I have been trying to get services for my son for 3 years now, and most agencies have never heard of selective mutism. They end up asking me for information. I have knocked on many doors and seldom get to keep them open. It is very frustrating for a parent to be knocked down so many times. I refuse to tell my son I can not help him, or find him the help he needs! I will not give up on him! He is my son, and the good Lord gave him to me this way for a reason. I will not quit on him!

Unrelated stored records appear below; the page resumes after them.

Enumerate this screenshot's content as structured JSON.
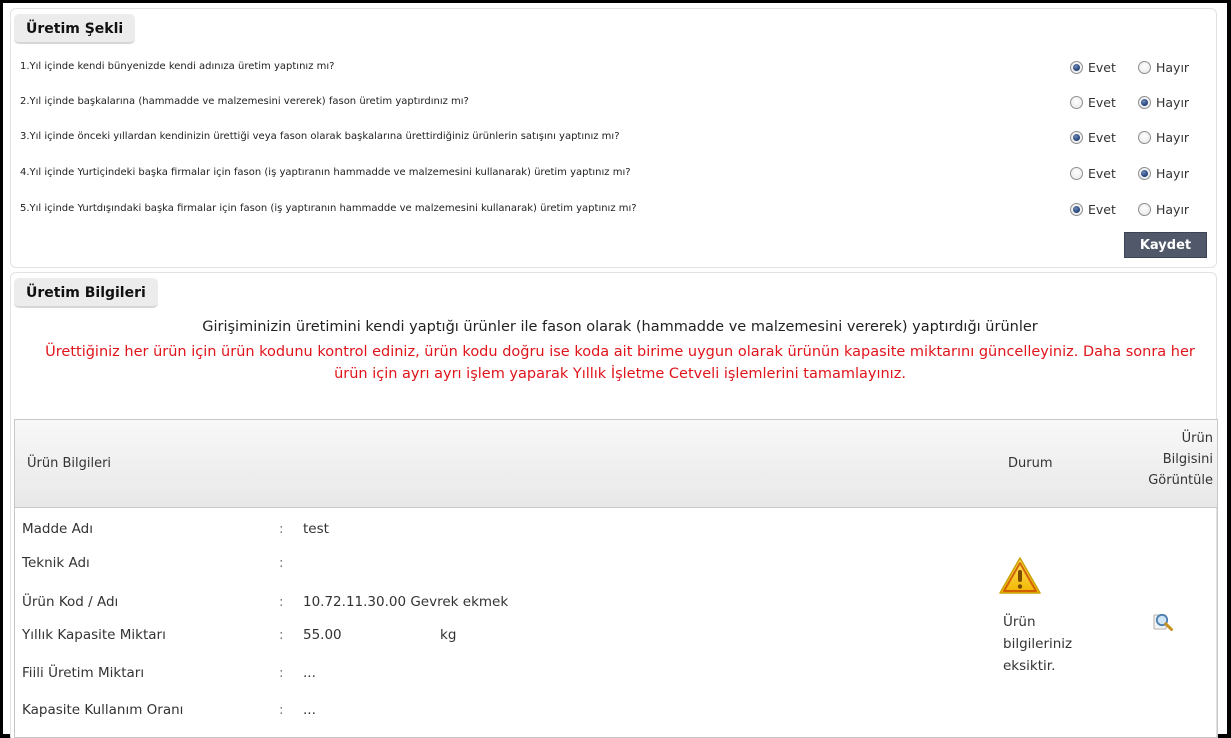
{
  "uretim_sekli": {
    "title": "Üretim Şekli",
    "yes_label": "Evet",
    "no_label": "Hayır",
    "questions": [
      {
        "text": "1.Yıl içinde kendi bünyenizde kendi adınıza üretim yaptınız mı?",
        "answer": "Evet"
      },
      {
        "text": "2.Yıl içinde başkalarına (hammadde ve malzemesini vererek) fason üretim yaptırdınız mı?",
        "answer": "Hayır"
      },
      {
        "text": "3.Yıl içinde önceki yıllardan kendinizin ürettiği veya fason olarak başkalarına ürettirdiğiniz ürünlerin satışını yaptınız mı?",
        "answer": "Evet"
      },
      {
        "text": "4.Yıl içinde Yurtiçindeki başka firmalar için fason (iş yaptıranın hammadde ve malzemesini kullanarak) üretim yaptınız mı?",
        "answer": "Hayır"
      },
      {
        "text": "5.Yıl içinde Yurtdışındaki başka firmalar için fason (iş yaptıranın hammadde ve malzemesini kullanarak) üretim yaptınız mı?",
        "answer": "Evet"
      }
    ],
    "save_label": "Kaydet"
  },
  "uretim_bilgileri": {
    "title": "Üretim Bilgileri",
    "desc_black": "Girişiminizin üretimini kendi yaptığı ürünler ile fason olarak (hammadde ve malzemesini vererek) yaptırdığı ürünler",
    "desc_red": "Ürettiğiniz her ürün için ürün kodunu kontrol ediniz, ürün kodu doğru ise koda ait birime uygun olarak ürünün kapasite miktarını güncelleyiniz. Daha sonra her ürün için ayrı ayrı işlem yaparak Yıllık İşletme Cetveli işlemlerini tamamlayınız.",
    "table": {
      "col_info": "Ürün Bilgileri",
      "col_status": "Durum",
      "col_view_1": "Ürün",
      "col_view_2": "Bilgisini",
      "col_view_3": "Görüntüle",
      "rows": [
        {
          "label": "Madde Adı",
          "colon": ":",
          "value": "test",
          "unit": ""
        },
        {
          "label": "Teknik Adı",
          "colon": ":",
          "value": "",
          "unit": ""
        },
        {
          "label": "Ürün Kod / Adı",
          "colon": ":",
          "value": "10.72.11.30.00 Gevrek ekmek",
          "unit": ""
        },
        {
          "label": "Yıllık Kapasite Miktarı",
          "colon": ":",
          "value": "55.00",
          "unit": "kg"
        },
        {
          "label": "Fiili Üretim Miktarı",
          "colon": ":",
          "value": "...",
          "unit": ""
        },
        {
          "label": "Kapasite Kullanım Oranı",
          "colon": ":",
          "value": "...",
          "unit": ""
        }
      ],
      "status_line1": "Ürün",
      "status_line2": "bilgileriniz",
      "status_line3": "eksiktir.",
      "status_icon": "warning-icon",
      "view_icon": "magnifier-icon",
      "warning_color": "#f5c400"
    }
  }
}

In December, my son’s birthday was in a couple of weeks, and I knew how much he did not like the birthday song, but he enjoyed having me make cupcakes for his class. I had read different information that it is important to make others aware of his disorder so they don’t keep trying to get him to say something. So I got this “crazy idea” one day to purchase a bunch of cheap whistles and make up a packet with some flyers giving information about selective mutism, a letter of concerns from me, and a flyer with information from the Special Quest Organization. I thought we could celebrate his birthday in a different way since he has difficulty with the attention generated from a party plus we could accomplish some positive things in the process.

I shared my idea with Ryan and he liked it. I contacted the local school guidance counselor and told her my idea and was given the okay to purchase whistles for each child in his class. I then made a video in which I explained the purpose of the whistle. I submitted it to my son’s teacher for her to show to the class.

My kids helped me fold, staple, and bag up all the information, and the whistles. I took empty cereal boxes and used them as display boxes for stores in our community to sit on their counters. I asked for .25 cents for each whistle purchased. I also asked that on December 20th at 7pm, people would go outside and blow the whistle to be the voice of someone who was afraid to talk. My son really liked the idea that others were buying whistles to blow on his birthday. The case of whistles I purchased contained 144 whistles. We had figured if we sold all the whistles we would raise $36.00 for “Rid the Silence” of selective mutism. It was not much, but what we have accomplished in the process was amazing. We have managed to spread information about selective mutism, made many people aware of Ryan’s disorder, and helped others just like Ryan. We not only sold 144 whistles, but raised $85.00!

Ryan looks at himself differently now. The sale of the whistles has make him realize he is not alone. He is not the only one who is afraid to talk. He is not as different as he thought. I have noticed a difference in him when we are in public. He seems a little more relaxed knowing others understand they shouldn’t try to get him to talk. The best thing for me was having my son come home on the day I sent cupcakes into school for his birthday, and his telling me that he had a GREAT DAY, because no one sang “Happy Birthday” to him!

The outcome of the whistle sale was a learning experience for him, and a rewarding one for me! It was truly a simple way to make others aware of selective mutism and to also raise funds for “Rid the Silence” in the process. My kids enjoyed helping put the whistle information together, and knowing they were doing something important. Anyone can do this, and you can coordinate the project with your own child’s birthday. I look forward to doing it again with my son this coming December. The greatest tip I can give any parent who has a child with selective mutism is to not give up! They really do need us to be their voice. Don’t be afraid to go the extra mile. It truly is worth every step!